== Data for review ==

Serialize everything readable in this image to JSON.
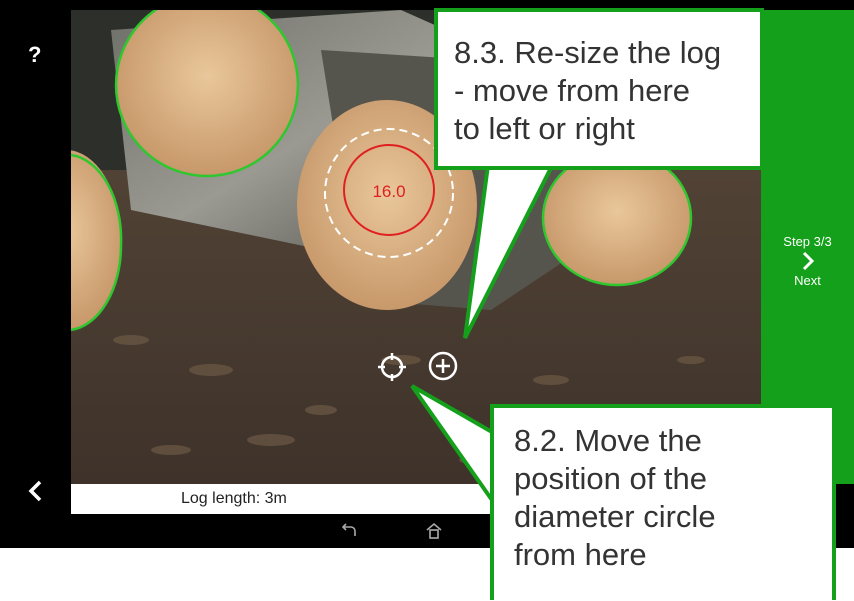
{
  "sidebar": {
    "help_label": "?"
  },
  "log_label": "16.0",
  "right_panel": {
    "step_label": "Step 3/3",
    "next_label": "Next"
  },
  "footer": {
    "log_length": "Log length: 3m"
  },
  "callouts": {
    "resize": [
      "8.3. Re-size the log",
      "- move from here",
      "to left or right"
    ],
    "move": [
      "8.2. Move the",
      "position of the",
      "diameter  circle",
      "from here"
    ]
  },
  "colors": {
    "accent": "#14a01a",
    "measure_circle": "#e02020",
    "log_outline": "#2ec72e"
  },
  "icons": [
    "help-icon",
    "back-chevron-icon",
    "crosshair-icon",
    "resize-plus-icon",
    "next-chevron-icon",
    "nav-back-icon",
    "nav-home-icon"
  ]
}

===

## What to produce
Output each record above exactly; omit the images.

## Task result
Serialize everything readable in this image to JSON.
{
  "sidebar": {
    "help_label": "?"
  },
  "log_label": "16.0",
  "right_panel": {
    "step_label": "Step 3/3",
    "next_label": "Next"
  },
  "footer": {
    "log_length": "Log length: 3m"
  },
  "callouts": {
    "resize": [
      "8.3. Re-size the log",
      "- move from here",
      "to left or right"
    ],
    "move": [
      "8.2. Move the",
      "position of the",
      "diameter  circle",
      "from here"
    ]
  },
  "colors": {
    "accent": "#14a01a",
    "measure_circle": "#e02020",
    "log_outline": "#2ec72e"
  },
  "icons": [
    "help-icon",
    "back-chevron-icon",
    "crosshair-icon",
    "resize-plus-icon",
    "next-chevron-icon",
    "nav-back-icon",
    "nav-home-icon"
  ]
}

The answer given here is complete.